PROBLEM TO WORK ON ▸ Retype every entry word for word. Omit the pictures.

——

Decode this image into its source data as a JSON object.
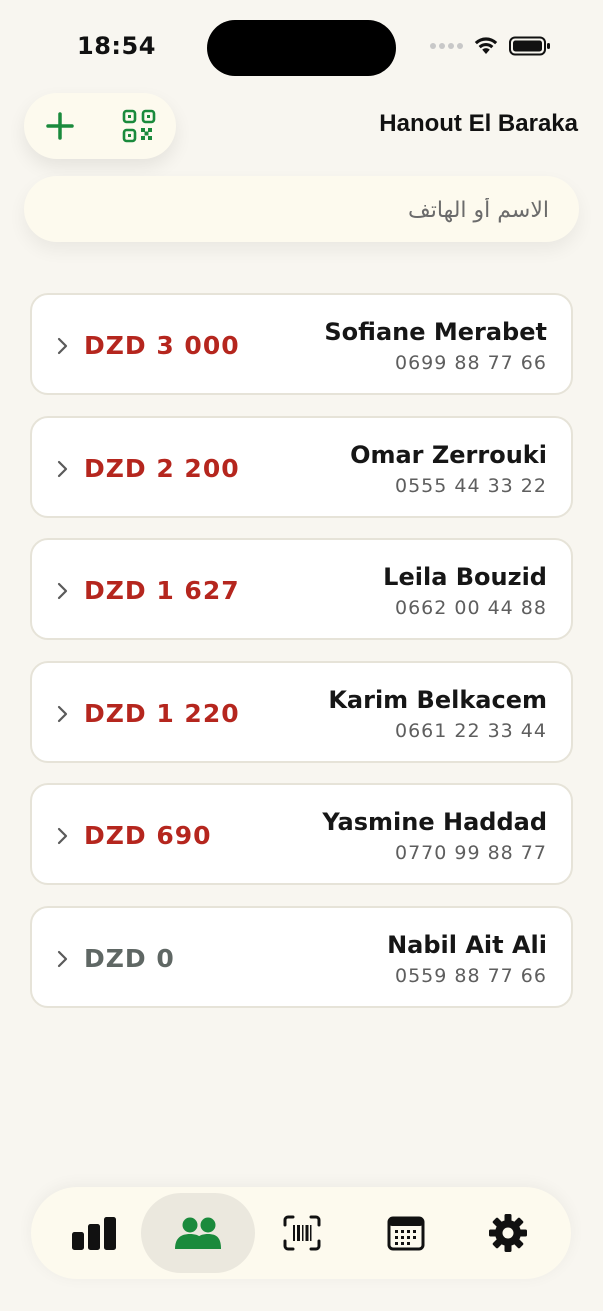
{
  "status_bar": {
    "time": "18:54"
  },
  "header": {
    "title": "Hanout El Baraka",
    "add_icon": "plus-icon",
    "qr_icon": "qr-code-icon"
  },
  "search": {
    "placeholder": "الاسم أو الهاتف",
    "value": ""
  },
  "colors": {
    "accent_green": "#1a8a3c",
    "debt_red": "#b5261e",
    "zero_gray": "#5f6764",
    "background": "#f8f6f0"
  },
  "customers": [
    {
      "name": "Sofiane Merabet",
      "phone": "0699 88 77 66",
      "amount": "DZD 3 000"
    },
    {
      "name": "Omar Zerrouki",
      "phone": "0555 44 33 22",
      "amount": "DZD 2 200"
    },
    {
      "name": "Leila Bouzid",
      "phone": "0662 00 44 88",
      "amount": "DZD 1 627"
    },
    {
      "name": "Karim Belkacem",
      "phone": "0661 22 33 44",
      "amount": "DZD 1 220"
    },
    {
      "name": "Yasmine Haddad",
      "phone": "0770 99 88 77",
      "amount": "DZD 690"
    },
    {
      "name": "Nabil Ait Ali",
      "phone": "0559 88 77 66",
      "amount": "DZD 0"
    }
  ],
  "tab_bar": {
    "tabs": [
      {
        "icon": "bar-chart-icon",
        "active": false
      },
      {
        "icon": "customers-icon",
        "active": true
      },
      {
        "icon": "barcode-scan-icon",
        "active": false
      },
      {
        "icon": "calendar-icon",
        "active": false
      },
      {
        "icon": "settings-gear-icon",
        "active": false
      }
    ]
  }
}
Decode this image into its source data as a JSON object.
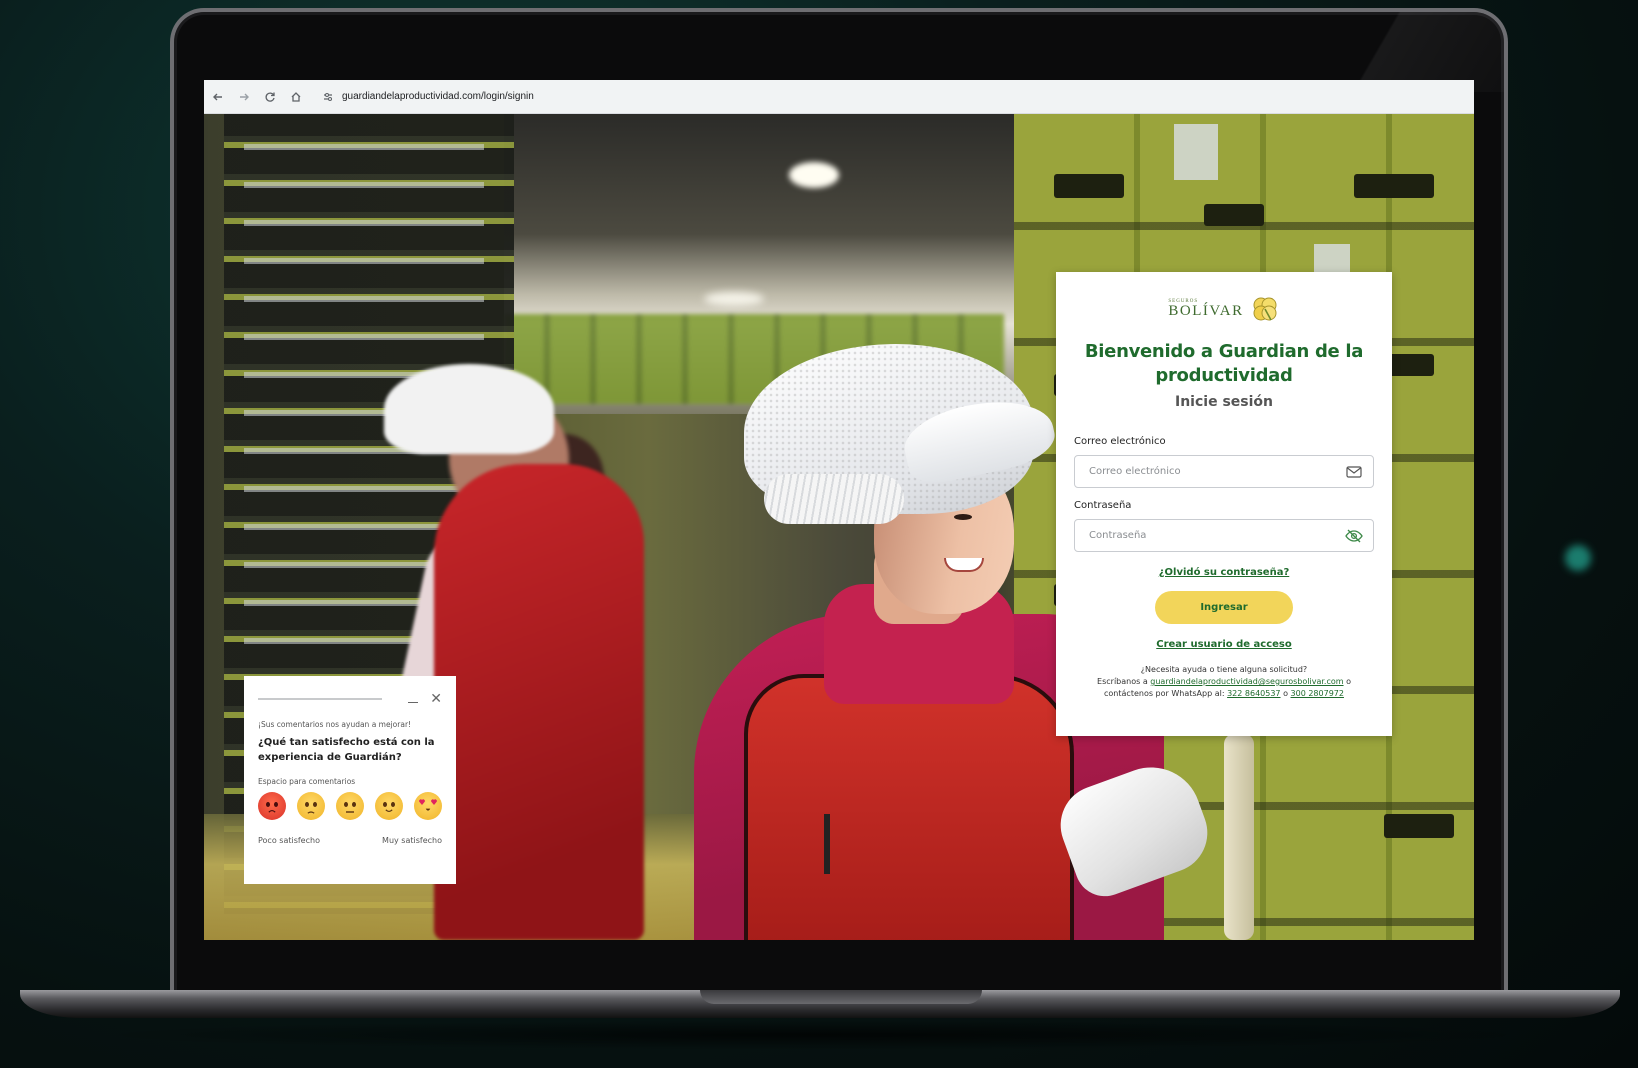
{
  "browser": {
    "url": "guardiandelaproductividad.com/login/signin",
    "back_icon": "arrow-left-icon",
    "forward_icon": "arrow-right-icon",
    "reload_icon": "reload-icon",
    "home_icon": "home-icon",
    "site_info_icon": "tune-icon"
  },
  "login": {
    "logo_small": "SEGUROS",
    "logo_big": "BOLÍVAR",
    "title": "Bienvenido a Guardian de la productividad",
    "subtitle": "Inicie sesión",
    "email_label": "Correo electrónico",
    "email_placeholder": "Correo electrónico",
    "password_label": "Contraseña",
    "password_placeholder": "Contraseña",
    "forgot_link": "¿Olvidó su contraseña?",
    "submit_label": "Ingresar",
    "create_link": "Crear usuario de acceso",
    "help_line1": "¿Necesita ayuda o tiene alguna solicitud?",
    "help_line2_prefix": "Escríbanos a ",
    "help_email": "guardiandelaproductividad@segurosbolivar.com",
    "help_line2_suffix": " o",
    "help_line3_prefix": "contáctenos por WhatsApp al: ",
    "help_phone1": "322 8640537",
    "help_phone_sep": " o ",
    "help_phone2": "300 2807972"
  },
  "feedback": {
    "note": "¡Sus comentarios nos ayudan a mejorar!",
    "question": "¿Qué tan satisfecho está con la experiencia de Guardián?",
    "space_label": "Espacio para comentarios",
    "scale_low": "Poco satisfecho",
    "scale_high": "Muy satisfecho",
    "emojis": [
      "angry-face-icon",
      "frowning-face-icon",
      "neutral-face-icon",
      "slightly-smiling-face-icon",
      "heart-eyes-face-icon"
    ]
  },
  "colors": {
    "brand_green": "#1f6b2d",
    "button_yellow": "#f2d55a"
  }
}
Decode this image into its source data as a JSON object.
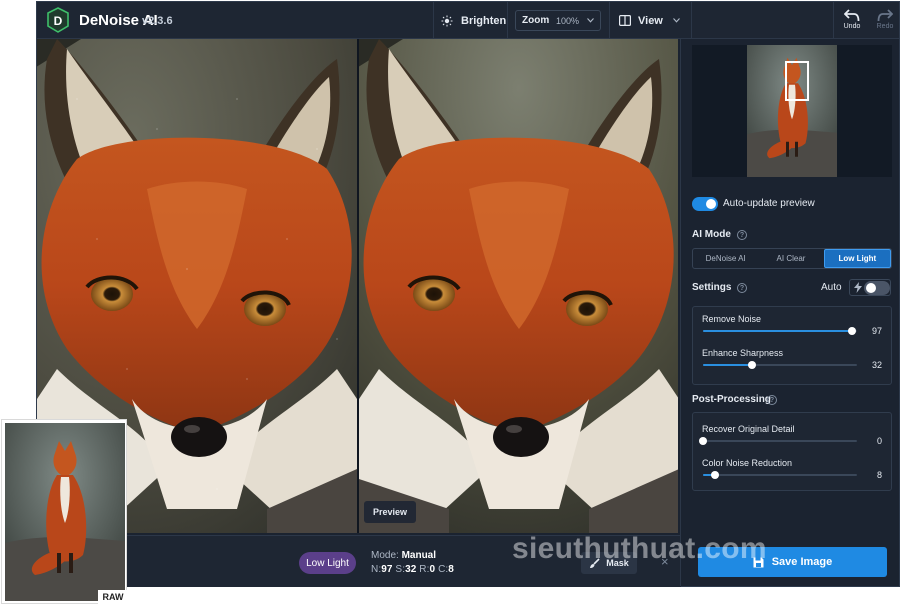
{
  "app": {
    "title": "DeNoise AI",
    "version": "v2.3.6"
  },
  "toolbar": {
    "brighten_label": "Brighten",
    "zoom_label": "Zoom",
    "zoom_value": "100%",
    "view_label": "View",
    "undo_label": "Undo",
    "redo_label": "Redo"
  },
  "canvas": {
    "preview_label": "Preview"
  },
  "statusbar": {
    "mode_pill": "Low Light",
    "mode_label": "Mode:",
    "mode_value": "Manual",
    "n_label": "N:",
    "n_value": "97",
    "s_label": "S:",
    "s_value": "32",
    "r_label": "R:",
    "r_value": "0",
    "c_label": "C:",
    "c_value": "8",
    "mask_label": "Mask",
    "close_glyph": "×"
  },
  "panel": {
    "auto_update_label": "Auto-update preview",
    "auto_update_on": true,
    "ai_mode_label": "AI Mode",
    "ai_modes": [
      "DeNoise AI",
      "AI Clear",
      "Low Light"
    ],
    "ai_mode_selected": "Low Light",
    "settings_label": "Settings",
    "auto_label": "Auto",
    "auto_on": false,
    "settings_sliders": [
      {
        "label": "Remove Noise",
        "value": 97
      },
      {
        "label": "Enhance Sharpness",
        "value": 32
      }
    ],
    "post_processing_label": "Post-Processing",
    "post_sliders": [
      {
        "label": "Recover Original Detail",
        "value": 0
      },
      {
        "label": "Color Noise Reduction",
        "value": 8
      }
    ],
    "save_label": "Save Image"
  },
  "overlay": {
    "raw_label": "RAW",
    "watermark": "sieuthuthuat.com"
  },
  "colors": {
    "accent": "#1f8ae3",
    "pill": "#5b3f8a",
    "background": "#1b2330"
  }
}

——

REPLY TO THE EXERCISE ▸
Decode this image into its source data as a JSON object.
{
  "status_bar": {
    "time": "18:54"
  },
  "header": {
    "title": "Hanout El Baraka",
    "add_icon": "plus-icon",
    "qr_icon": "qr-code-icon"
  },
  "search": {
    "placeholder": "الاسم أو الهاتف",
    "value": ""
  },
  "colors": {
    "accent_green": "#1a8a3c",
    "debt_red": "#b5261e",
    "zero_gray": "#5f6764",
    "background": "#f8f6f0"
  },
  "customers": [
    {
      "name": "Sofiane Merabet",
      "phone": "0699 88 77 66",
      "amount": "DZD 3 000"
    },
    {
      "name": "Omar Zerrouki",
      "phone": "0555 44 33 22",
      "amount": "DZD 2 200"
    },
    {
      "name": "Leila Bouzid",
      "phone": "0662 00 44 88",
      "amount": "DZD 1 627"
    },
    {
      "name": "Karim Belkacem",
      "phone": "0661 22 33 44",
      "amount": "DZD 1 220"
    },
    {
      "name": "Yasmine Haddad",
      "phone": "0770 99 88 77",
      "amount": "DZD 690"
    },
    {
      "name": "Nabil Ait Ali",
      "phone": "0559 88 77 66",
      "amount": "DZD 0"
    }
  ],
  "tab_bar": {
    "tabs": [
      {
        "icon": "bar-chart-icon",
        "active": false
      },
      {
        "icon": "customers-icon",
        "active": true
      },
      {
        "icon": "barcode-scan-icon",
        "active": false
      },
      {
        "icon": "calendar-icon",
        "active": false
      },
      {
        "icon": "settings-gear-icon",
        "active": false
      }
    ]
  }
}
Decode this image into its source data as a JSON object.
{
  "browser": {
    "url": "guardiandelaproductividad.com/login/signin",
    "back_icon": "arrow-left-icon",
    "forward_icon": "arrow-right-icon",
    "reload_icon": "reload-icon",
    "home_icon": "home-icon",
    "site_info_icon": "tune-icon"
  },
  "login": {
    "logo_small": "SEGUROS",
    "logo_big": "BOLÍVAR",
    "title": "Bienvenido a Guardian de la productividad",
    "subtitle": "Inicie sesión",
    "email_label": "Correo electrónico",
    "email_placeholder": "Correo electrónico",
    "password_label": "Contraseña",
    "password_placeholder": "Contraseña",
    "forgot_link": "¿Olvidó su contraseña?",
    "submit_label": "Ingresar",
    "create_link": "Crear usuario de acceso",
    "help_line1": "¿Necesita ayuda o tiene alguna solicitud?",
    "help_line2_prefix": "Escríbanos a ",
    "help_email": "guardiandelaproductividad@segurosbolivar.com",
    "help_line2_suffix": " o",
    "help_line3_prefix": "contáctenos por WhatsApp al: ",
    "help_phone1": "322 8640537",
    "help_phone_sep": " o ",
    "help_phone2": "300 2807972"
  },
  "feedback": {
    "note": "¡Sus comentarios nos ayudan a mejorar!",
    "question": "¿Qué tan satisfecho está con la experiencia de Guardián?",
    "space_label": "Espacio para comentarios",
    "scale_low": "Poco satisfecho",
    "scale_high": "Muy satisfecho",
    "emojis": [
      "angry-face-icon",
      "frowning-face-icon",
      "neutral-face-icon",
      "slightly-smiling-face-icon",
      "heart-eyes-face-icon"
    ]
  },
  "colors": {
    "brand_green": "#1f6b2d",
    "button_yellow": "#f2d55a"
  }
}
Decode this image into its source data as a JSON object.
{
  "app": {
    "title": "DeNoise AI",
    "version": "v2.3.6"
  },
  "toolbar": {
    "brighten_label": "Brighten",
    "zoom_label": "Zoom",
    "zoom_value": "100%",
    "view_label": "View",
    "undo_label": "Undo",
    "redo_label": "Redo"
  },
  "canvas": {
    "preview_label": "Preview"
  },
  "statusbar": {
    "mode_pill": "Low Light",
    "mode_label": "Mode:",
    "mode_value": "Manual",
    "n_label": "N:",
    "n_value": "97",
    "s_label": "S:",
    "s_value": "32",
    "r_label": "R:",
    "r_value": "0",
    "c_label": "C:",
    "c_value": "8",
    "mask_label": "Mask",
    "close_glyph": "×"
  },
  "panel": {
    "auto_update_label": "Auto-update preview",
    "auto_update_on": true,
    "ai_mode_label": "AI Mode",
    "ai_modes": [
      "DeNoise AI",
      "AI Clear",
      "Low Light"
    ],
    "ai_mode_selected": "Low Light",
    "settings_label": "Settings",
    "auto_label": "Auto",
    "auto_on": false,
    "settings_sliders": [
      {
        "label": "Remove Noise",
        "value": 97
      },
      {
        "label": "Enhance Sharpness",
        "value": 32
      }
    ],
    "post_processing_label": "Post-Processing",
    "post_sliders": [
      {
        "label": "Recover Original Detail",
        "value": 0
      },
      {
        "label": "Color Noise Reduction",
        "value": 8
      }
    ],
    "save_label": "Save Image"
  },
  "overlay": {
    "raw_label": "RAW",
    "watermark": "sieuthuthuat.com"
  },
  "colors": {
    "accent": "#1f8ae3",
    "pill": "#5b3f8a",
    "background": "#1b2330"
  }
}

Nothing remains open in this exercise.